That seems very complicated for a simple chat. You send the message and just can assume it was received. IF you need an ack back that EVERY single client in the channel received it, then you would want to store that probably per sending client. Before publishing you would need to get a guarantee of exactly which clients are on the channel and then wait for them to come back with an ack; potentially resending messages after some time period if no ack is received. HOWEVER, what happens if a client disconnects? Now you need to notify each message state of the disconnection, or conversely check upon non-ack if the client still exists. Yikes. This sounds like a very complicated protocol. Certainly doable, and I suppose for some use case it might be necessary.

“You send the message and just can assume it was received.”

“what happens if a client disconnects?”

The socket has already been open

The main point in my question (that I still don’t understand)
is this:
In pub/sub, I send the message by publishing it on a channel.
I’m not an expert on pub/sub so I might have missed something, but to my understanding, the pubs are decoupled from the subs, and that is why on principle I think that I cannot know directly from the pub/sub API who is connected or if a websocket even exists- I might be wrong of course.

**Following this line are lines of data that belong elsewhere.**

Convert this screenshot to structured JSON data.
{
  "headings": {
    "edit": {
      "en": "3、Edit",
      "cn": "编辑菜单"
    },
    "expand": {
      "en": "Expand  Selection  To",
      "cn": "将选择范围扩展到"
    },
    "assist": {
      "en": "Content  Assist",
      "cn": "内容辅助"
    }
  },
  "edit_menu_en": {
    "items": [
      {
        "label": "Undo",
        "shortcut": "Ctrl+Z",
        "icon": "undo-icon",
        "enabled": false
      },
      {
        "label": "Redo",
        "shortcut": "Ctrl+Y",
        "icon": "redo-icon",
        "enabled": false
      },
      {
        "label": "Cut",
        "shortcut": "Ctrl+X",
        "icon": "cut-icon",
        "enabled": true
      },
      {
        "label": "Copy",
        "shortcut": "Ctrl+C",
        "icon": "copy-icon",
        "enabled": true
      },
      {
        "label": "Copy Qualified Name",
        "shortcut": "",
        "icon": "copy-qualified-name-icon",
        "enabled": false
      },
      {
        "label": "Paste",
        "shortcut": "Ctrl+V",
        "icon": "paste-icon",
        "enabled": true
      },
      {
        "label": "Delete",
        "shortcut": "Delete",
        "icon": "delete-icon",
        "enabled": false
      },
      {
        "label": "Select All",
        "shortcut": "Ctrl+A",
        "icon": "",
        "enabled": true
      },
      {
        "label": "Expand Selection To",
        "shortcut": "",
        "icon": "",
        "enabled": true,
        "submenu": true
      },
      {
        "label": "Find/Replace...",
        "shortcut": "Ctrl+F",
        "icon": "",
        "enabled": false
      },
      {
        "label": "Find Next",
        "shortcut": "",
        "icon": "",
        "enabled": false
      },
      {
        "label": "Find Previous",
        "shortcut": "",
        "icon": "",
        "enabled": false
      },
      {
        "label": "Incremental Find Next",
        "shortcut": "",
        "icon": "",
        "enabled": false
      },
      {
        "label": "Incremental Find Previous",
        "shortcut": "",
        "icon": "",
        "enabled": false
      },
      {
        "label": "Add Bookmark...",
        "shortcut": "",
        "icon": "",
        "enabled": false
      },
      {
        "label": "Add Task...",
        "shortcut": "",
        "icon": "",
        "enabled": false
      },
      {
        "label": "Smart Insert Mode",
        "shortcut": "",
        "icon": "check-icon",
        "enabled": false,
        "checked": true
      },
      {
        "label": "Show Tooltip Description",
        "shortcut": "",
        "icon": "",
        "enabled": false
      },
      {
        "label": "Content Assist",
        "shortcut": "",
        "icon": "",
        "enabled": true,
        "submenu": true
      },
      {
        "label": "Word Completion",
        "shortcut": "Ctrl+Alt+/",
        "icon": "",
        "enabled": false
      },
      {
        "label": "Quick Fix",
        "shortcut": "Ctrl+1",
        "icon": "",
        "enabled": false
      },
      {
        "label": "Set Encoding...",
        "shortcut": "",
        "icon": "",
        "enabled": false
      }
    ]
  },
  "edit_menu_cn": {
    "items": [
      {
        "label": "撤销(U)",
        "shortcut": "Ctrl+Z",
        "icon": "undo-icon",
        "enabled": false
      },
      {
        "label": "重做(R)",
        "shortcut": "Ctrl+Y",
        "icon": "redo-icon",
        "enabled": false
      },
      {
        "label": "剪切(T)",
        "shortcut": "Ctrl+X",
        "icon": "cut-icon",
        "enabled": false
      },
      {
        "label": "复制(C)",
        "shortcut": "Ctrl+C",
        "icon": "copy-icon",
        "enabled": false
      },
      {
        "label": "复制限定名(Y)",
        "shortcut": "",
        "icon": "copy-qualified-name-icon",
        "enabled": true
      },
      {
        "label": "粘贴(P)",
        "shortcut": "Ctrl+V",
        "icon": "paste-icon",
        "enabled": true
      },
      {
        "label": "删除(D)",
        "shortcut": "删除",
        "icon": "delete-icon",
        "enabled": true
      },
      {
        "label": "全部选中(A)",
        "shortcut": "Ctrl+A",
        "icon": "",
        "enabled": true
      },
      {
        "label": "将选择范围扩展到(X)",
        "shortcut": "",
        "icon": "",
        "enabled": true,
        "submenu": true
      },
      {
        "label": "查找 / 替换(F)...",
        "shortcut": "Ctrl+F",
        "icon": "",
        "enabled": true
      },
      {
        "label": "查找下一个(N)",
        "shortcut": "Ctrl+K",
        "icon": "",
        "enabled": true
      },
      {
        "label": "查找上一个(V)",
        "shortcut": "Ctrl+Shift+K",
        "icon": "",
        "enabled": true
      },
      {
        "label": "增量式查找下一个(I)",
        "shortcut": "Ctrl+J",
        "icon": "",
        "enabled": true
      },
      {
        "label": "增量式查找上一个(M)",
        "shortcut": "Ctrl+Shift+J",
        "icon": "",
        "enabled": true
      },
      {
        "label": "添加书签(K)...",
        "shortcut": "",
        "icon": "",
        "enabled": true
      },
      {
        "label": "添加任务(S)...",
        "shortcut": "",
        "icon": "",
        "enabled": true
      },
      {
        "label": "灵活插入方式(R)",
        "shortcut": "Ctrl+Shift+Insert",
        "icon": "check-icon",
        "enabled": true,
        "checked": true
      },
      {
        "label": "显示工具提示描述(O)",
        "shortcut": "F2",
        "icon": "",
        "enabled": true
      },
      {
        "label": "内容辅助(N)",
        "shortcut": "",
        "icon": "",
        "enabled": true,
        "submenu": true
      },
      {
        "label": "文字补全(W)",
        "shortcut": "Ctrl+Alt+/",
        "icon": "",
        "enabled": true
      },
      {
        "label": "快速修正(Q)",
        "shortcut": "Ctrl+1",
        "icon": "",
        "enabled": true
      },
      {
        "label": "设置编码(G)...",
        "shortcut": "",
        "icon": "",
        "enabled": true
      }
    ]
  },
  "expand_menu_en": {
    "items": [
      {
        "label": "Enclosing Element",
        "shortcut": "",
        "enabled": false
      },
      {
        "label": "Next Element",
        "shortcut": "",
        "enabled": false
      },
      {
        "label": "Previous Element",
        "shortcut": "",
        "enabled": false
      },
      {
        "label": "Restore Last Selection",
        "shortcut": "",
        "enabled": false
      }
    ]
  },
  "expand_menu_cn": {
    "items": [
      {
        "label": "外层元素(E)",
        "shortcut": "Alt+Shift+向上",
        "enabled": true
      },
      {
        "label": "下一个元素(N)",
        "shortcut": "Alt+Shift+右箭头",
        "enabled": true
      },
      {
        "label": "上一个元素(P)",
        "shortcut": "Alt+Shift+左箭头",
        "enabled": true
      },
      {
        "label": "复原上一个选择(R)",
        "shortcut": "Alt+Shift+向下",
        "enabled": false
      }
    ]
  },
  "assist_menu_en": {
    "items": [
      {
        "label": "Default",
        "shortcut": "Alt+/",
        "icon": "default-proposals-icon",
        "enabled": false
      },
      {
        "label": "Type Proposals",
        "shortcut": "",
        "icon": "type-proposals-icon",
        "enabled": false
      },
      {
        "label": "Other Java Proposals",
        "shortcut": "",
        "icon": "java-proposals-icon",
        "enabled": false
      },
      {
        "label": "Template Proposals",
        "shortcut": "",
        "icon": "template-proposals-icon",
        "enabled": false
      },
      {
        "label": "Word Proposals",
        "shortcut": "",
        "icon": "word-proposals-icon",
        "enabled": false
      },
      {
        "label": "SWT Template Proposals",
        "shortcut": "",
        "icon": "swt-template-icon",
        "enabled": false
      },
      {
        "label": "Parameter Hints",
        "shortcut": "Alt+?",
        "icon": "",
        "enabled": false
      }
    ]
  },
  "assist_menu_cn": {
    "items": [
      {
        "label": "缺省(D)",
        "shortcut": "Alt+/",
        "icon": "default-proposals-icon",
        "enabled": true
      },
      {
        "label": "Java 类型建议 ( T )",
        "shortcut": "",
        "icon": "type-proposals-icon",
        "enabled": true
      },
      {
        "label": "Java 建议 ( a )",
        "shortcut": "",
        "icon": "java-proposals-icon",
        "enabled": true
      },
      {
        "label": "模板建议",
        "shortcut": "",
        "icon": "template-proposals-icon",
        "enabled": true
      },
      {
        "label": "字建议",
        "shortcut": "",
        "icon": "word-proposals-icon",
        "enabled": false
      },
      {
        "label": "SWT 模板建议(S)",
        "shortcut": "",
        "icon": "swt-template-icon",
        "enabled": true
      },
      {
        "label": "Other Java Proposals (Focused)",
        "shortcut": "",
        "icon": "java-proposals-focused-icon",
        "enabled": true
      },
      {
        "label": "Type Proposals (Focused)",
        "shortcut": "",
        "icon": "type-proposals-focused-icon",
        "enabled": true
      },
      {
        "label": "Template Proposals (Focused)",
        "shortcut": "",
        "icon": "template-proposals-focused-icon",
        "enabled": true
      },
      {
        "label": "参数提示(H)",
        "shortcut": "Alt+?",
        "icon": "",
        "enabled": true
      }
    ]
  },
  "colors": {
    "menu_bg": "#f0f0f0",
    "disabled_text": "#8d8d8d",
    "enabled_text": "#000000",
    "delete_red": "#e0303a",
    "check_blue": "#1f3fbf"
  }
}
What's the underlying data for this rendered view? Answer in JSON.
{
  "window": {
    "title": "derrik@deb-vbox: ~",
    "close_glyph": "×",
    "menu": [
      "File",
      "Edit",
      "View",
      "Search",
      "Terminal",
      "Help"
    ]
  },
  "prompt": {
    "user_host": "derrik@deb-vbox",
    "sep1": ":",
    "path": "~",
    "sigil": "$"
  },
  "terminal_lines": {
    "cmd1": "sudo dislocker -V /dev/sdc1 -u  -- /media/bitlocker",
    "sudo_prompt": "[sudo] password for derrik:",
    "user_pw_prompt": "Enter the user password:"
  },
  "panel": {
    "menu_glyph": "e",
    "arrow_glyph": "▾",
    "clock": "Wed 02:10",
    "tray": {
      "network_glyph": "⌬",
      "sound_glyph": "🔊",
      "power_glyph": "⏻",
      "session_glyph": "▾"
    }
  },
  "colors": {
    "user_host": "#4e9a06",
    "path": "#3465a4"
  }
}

So…why would I assume it was received?
What are the alternatives to my approach?
(what that I’m describing is a very common use-case,eg any app which supports private chat).

In my app, I’m using websockets when the client is currently online, and FCM when the client is not connected right now. Most of the time the client will not be online, and therefore no websocket.

Yikes. This sounds like a very complicated protocol.

Indeed complicated.

The protocol I’m actually using right now is simple though:
if there’s no ack from the receiver for that particular message after some time(say 1 second) I just use FCM (firebase cloud messaging) where the message will be eventually sent even if the phone is off for a couple of days.

That’s simple enough, but feels wrong. I gather from your answer that you feel that as well, but I still don’t know/understand the alternative.

You can store all of your clients in a single set() for example in memory.

You mean for a single worker(=process) right? But I want to run a few workers on a single server.

Let’s do it.

As soon as I’ll wrap my head around this, I’ll get started :slight_smile:

Lots going on here - your application should manage pubs and subs appropriately for your use case. In many cases, that means that the application is subscribed to the same channel it publishes on. This is usually the case for chat “rooms.” If you take every message that delivered via subscription to the app and send it onward to every client, you can assume it was received unless you get an error.

You cannot assume it was received if the client is not connected, which is a different problem. In that case, your pub/sub mechanism needs to support journaliing, and you would need to pull messages from the journaled subscription channel in a certain range like forever, last day, last connection. This is one of the problems that Apache Kafka was built to solve.

Well, you don’t really need to ack a message. That’s inherently built into the websocket protocol - if the message you’re sending to the client with ws.send() fails, an exception is raised. Almost certainly you can lose the client acks with no penalty, and just check to make sure an exception is not raised - which you should be doing already because you’d want to deregister the client from the server in that case.

I’d suggest using a KV store, which depending on the pubsub backend you’re using, may be a feature there. If you want all clients to be aware of each other, you will need some way to share that among workers. If you’re not using one that does that, consider this plugin: https://github.com/ashleysommer/sanic-synchro-ctx

If you don’t care about the clients being aware of each other, then so long as the server is subscribed to the same channel for each worker, you should be good to go.

Finally, Sanic’s websocket implementation is built on websockets and I highly recommend doing their full tutorial to help wrap your head around websockets in python: Getting started - websockets 10.1 documentation